The Lincoln-Lancaster County Health Department had extended a mask mandate several times in 2021, and it was unclear if the department would do so again in late December.
“As part of our company’s ongoing concern with the COVID-19 pandemic, we’ve utilized our resources to conduct an extensive analysis of … reported COVID-19 cases and deaths in correlation with vaccination percentages and mask mandates,” Peed wrote. “We … hope it will assist with your ongoing review and management of the COVID-19 situation.”
The analysis concluded that “the data suggests that mask mandates did not have a measurable direct effect on improving COVID-19 case rates and death rates.”
If mask mandates spurred Sandhills’ involvement in the mayoral race, it’s not reflected in its messaging. On the Sandhills Facebook page, which has dedicated nearly two dozen posts to the race, the company presents statements of support for Geist such as: “Imagine a safe, growing Lincoln community. Vote Suzanne Geist for Lincoln City Mayor in 2023.”
Campaign mailers paid for by Together Nebraska focus on crime and Gaylor Baird’s residency.
Geist said she actually asked the Peeds if there was a specific issue or cause motivating their giving.
“And they just said they want their city back. They want a voice at the table. They want to be heard,” Geist said. “And my response is whether you give to my campaign or not, I’m committed to listening to every citizen who wants to speak.”
Gaylor Baird and her supporters, however, have wondered aloud if the Peeds expect something in return.
“It raises all kinds of questions about the agenda that those donors have, how beholden (Geist) will be to that agenda,” Gaylor Baird said.
Geist said there is nothing nefarious about the donations, which are transparent for the public to see. She said she has no pre-existing relationship with the Peeds, aside from occasionally running into them at a south Lincoln restaurant that they both frequent.
“One of the things I can tell you is that no one’s ever bought my vote or anything, any decision I’ve ever made,” she said.
Both Lincoln’s mayor and her challenger bemoaned the role of money in running for local office, though Gaylor Baird pointed out that there was far less money in her first race.

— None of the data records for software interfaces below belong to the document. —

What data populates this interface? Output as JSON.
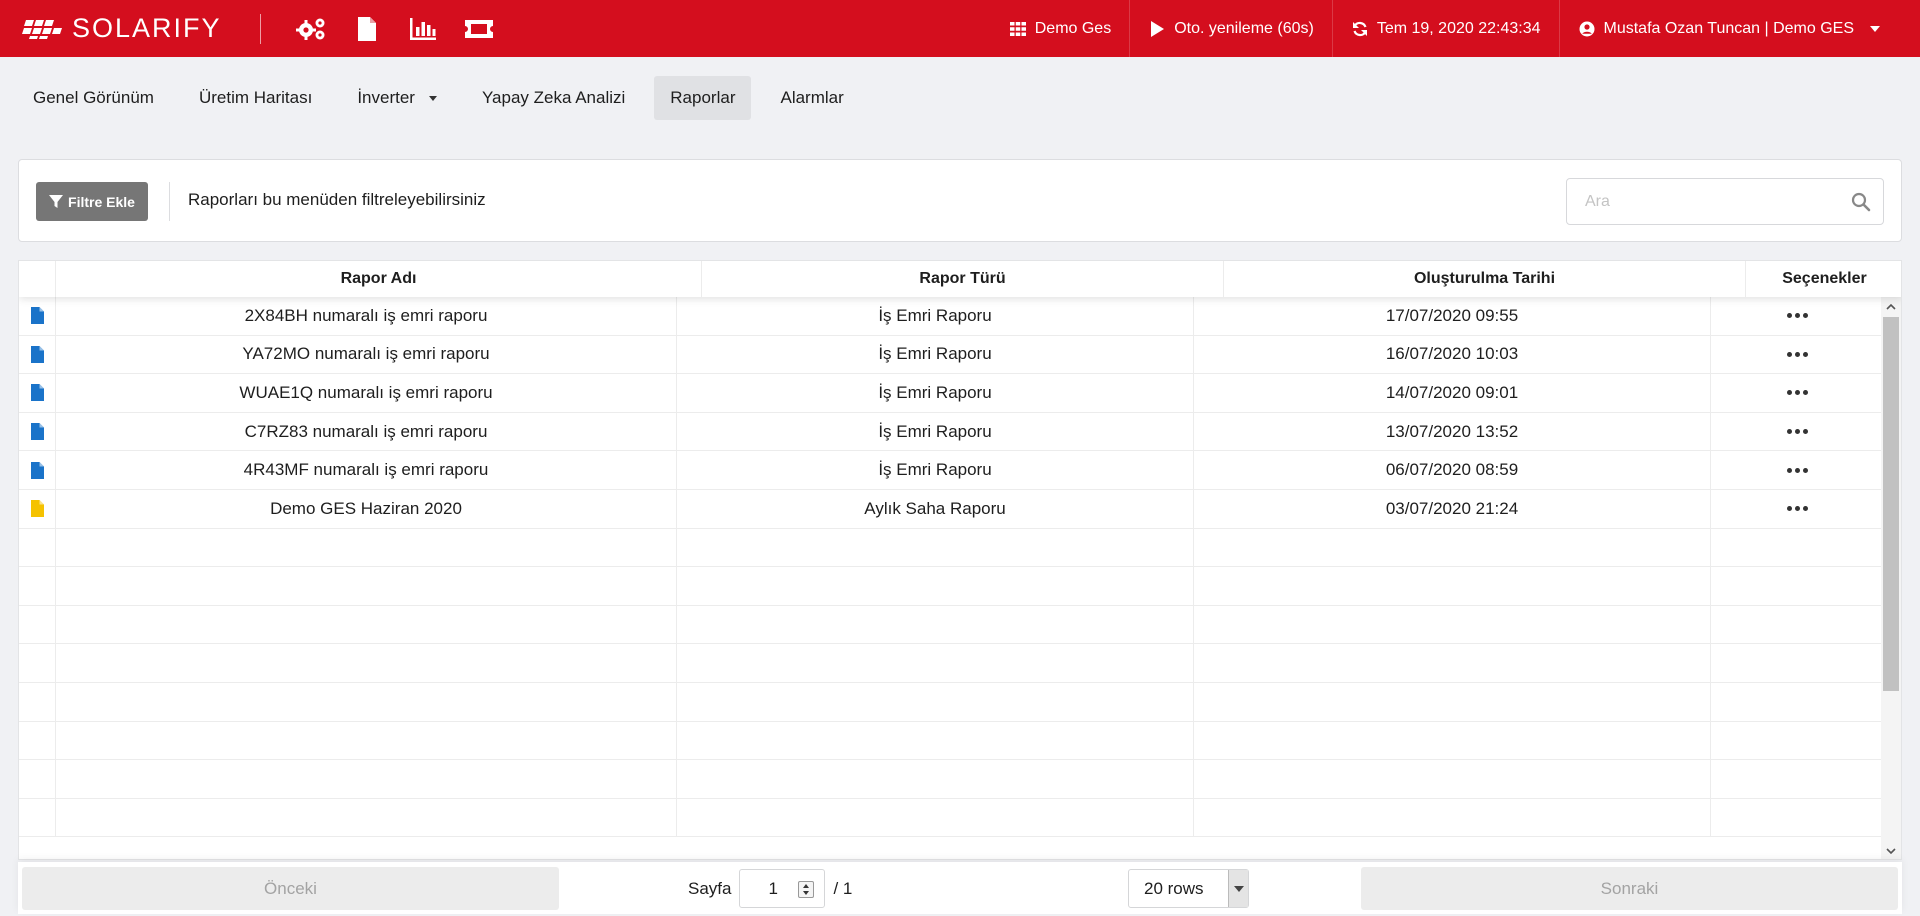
{
  "brand": {
    "name": "SOLARIFY"
  },
  "colors": {
    "brand_red": "#d40e1e",
    "doc_blue": "#1a73c9",
    "doc_yellow": "#f5c200"
  },
  "toolbar_icons": [
    "settings-gears-icon",
    "file-icon",
    "bar-chart-icon",
    "ticket-icon"
  ],
  "top_right": {
    "site": "Demo Ges",
    "auto_refresh": "Oto. yenileme (60s)",
    "datetime": "Tem 19, 2020 22:43:34",
    "user": "Mustafa Ozan Tuncan | Demo GES"
  },
  "nav": {
    "items": [
      {
        "label": "Genel Görünüm"
      },
      {
        "label": "Üretim Haritası"
      },
      {
        "label": "İnverter"
      },
      {
        "label": "Yapay Zeka Analizi"
      },
      {
        "label": "Raporlar"
      },
      {
        "label": "Alarmlar"
      }
    ],
    "active": "Raporlar"
  },
  "filter": {
    "button_label": "Filtre Ekle",
    "hint": "Raporları bu menüden filtreleyebilirsiniz",
    "search_placeholder": "Ara"
  },
  "table": {
    "columns": [
      "Rapor Adı",
      "Rapor Türü",
      "Oluşturulma Tarihi",
      "Seçenekler"
    ],
    "rows": [
      {
        "icon": "doc-blue",
        "name": "2X84BH numaralı iş emri raporu",
        "type": "İş Emri Raporu",
        "date": "17/07/2020 09:55"
      },
      {
        "icon": "doc-blue",
        "name": "YA72MO numaralı iş emri raporu",
        "type": "İş Emri Raporu",
        "date": "16/07/2020 10:03"
      },
      {
        "icon": "doc-blue",
        "name": "WUAE1Q numaralı iş emri raporu",
        "type": "İş Emri Raporu",
        "date": "14/07/2020 09:01"
      },
      {
        "icon": "doc-blue",
        "name": "C7RZ83 numaralı iş emri raporu",
        "type": "İş Emri Raporu",
        "date": "13/07/2020 13:52"
      },
      {
        "icon": "doc-blue",
        "name": "4R43MF numaralı iş emri raporu",
        "type": "İş Emri Raporu",
        "date": "06/07/2020 08:59"
      },
      {
        "icon": "doc-yellow",
        "name": "Demo GES Haziran 2020",
        "type": "Aylık Saha Raporu",
        "date": "03/07/2020 21:24"
      }
    ]
  },
  "pagination": {
    "prev": "Önceki",
    "next": "Sonraki",
    "page_label": "Sayfa",
    "current_page": "1",
    "total_pages": "/ 1",
    "rows_option": "20 rows"
  }
}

In that election, the Peeds gave $5,000 to Cyndi Lamm, a Republican who lost to Gaylor Baird. Ricketts gave $10,000 to Lamm. He’s given $150,000 to Geist.

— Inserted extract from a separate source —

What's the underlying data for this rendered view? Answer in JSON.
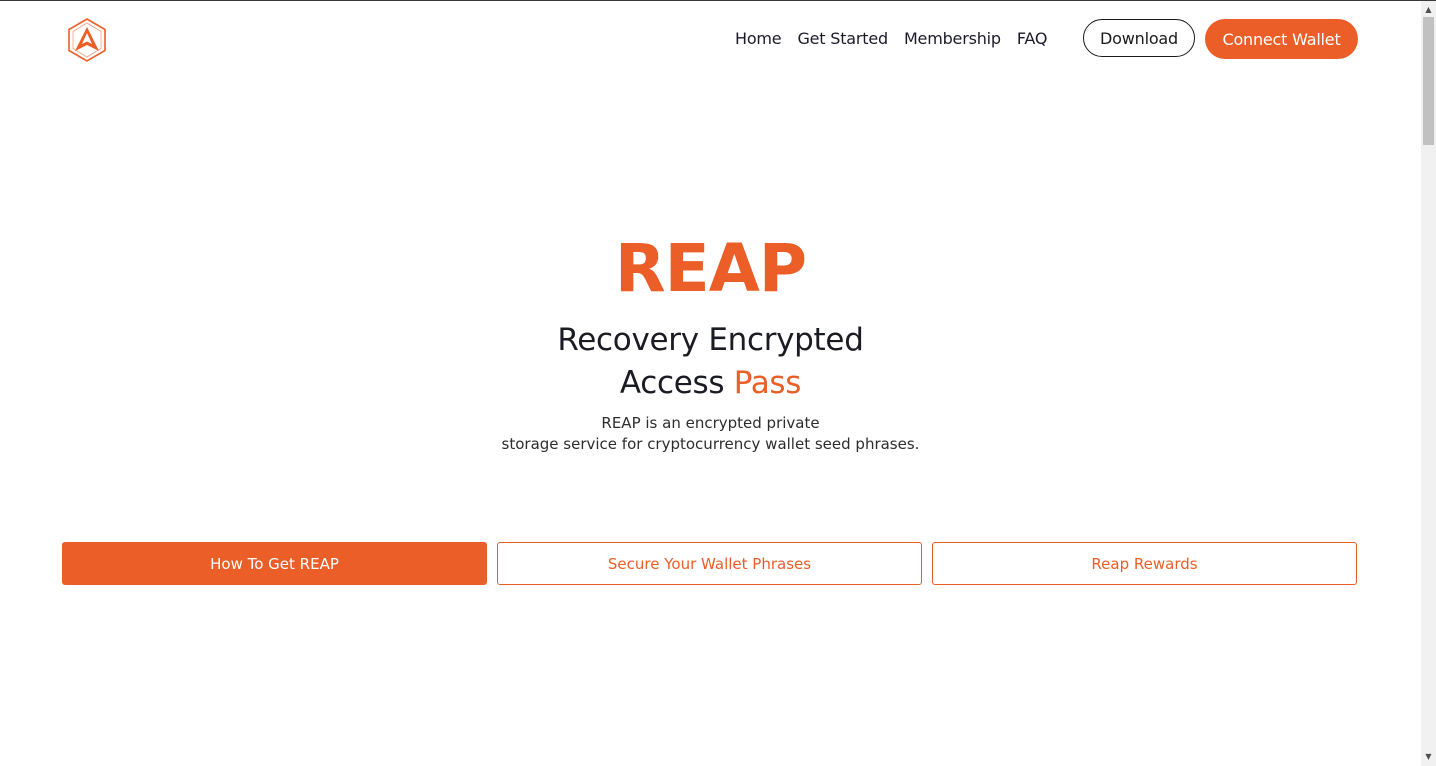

“Four years ago felt kind of like it built on the previous mayor’s races. It was sort of similar size, similar price points,” Gaylor Baird said. “This race … feels like a D.C. congressional race or something.”
Geist said she would rather it not require as much money, but being an off-election year only adds to the challenges.

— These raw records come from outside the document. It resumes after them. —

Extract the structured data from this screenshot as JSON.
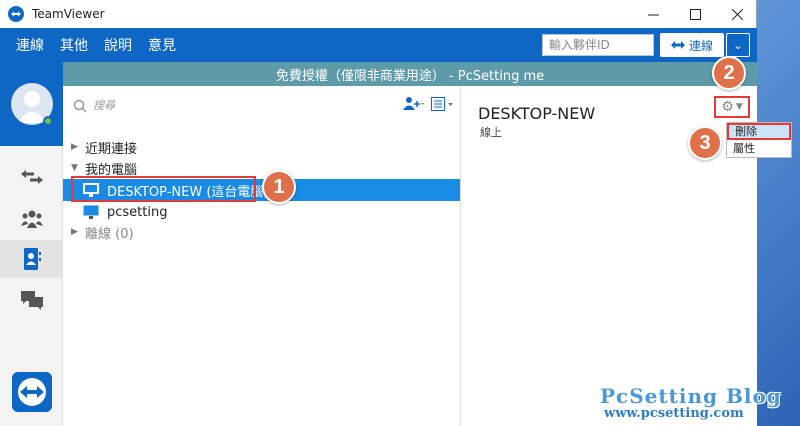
{
  "window": {
    "title": "TeamViewer"
  },
  "menu": {
    "items": [
      "連線",
      "其他",
      "說明",
      "意見"
    ]
  },
  "partner_id": {
    "placeholder": "輸入夥伴ID"
  },
  "connect_label": "連線",
  "banner": "免費授權（僅限非商業用途） - PcSetting me",
  "search": {
    "placeholder": "搜尋"
  },
  "tree": {
    "recent": "近期連接",
    "my_computers": "我的電腦",
    "device_selected": "DESKTOP-NEW (這台電腦)",
    "device_other": "pcsetting",
    "offline": "離線 (0)"
  },
  "detail": {
    "title": "DESKTOP-NEW",
    "status": "線上"
  },
  "context_menu": {
    "delete": "刪除",
    "properties": "屬性"
  },
  "callouts": [
    "1",
    "2",
    "3"
  ],
  "watermark": {
    "name": "PcSetting Blog",
    "url": "www.pcsetting.com"
  },
  "colors": {
    "accent": "#0e67c5",
    "selection": "#1a8be5",
    "banner": "#5e9ba8",
    "highlight": "#e53935",
    "callout": "#e0704a"
  }
}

“To get people to even understand that there’s an election going on, is it just hard to get a message out,” she said. “So we’re trying to use every platform available to us and it ends up that that’s just an expensive thing to do.”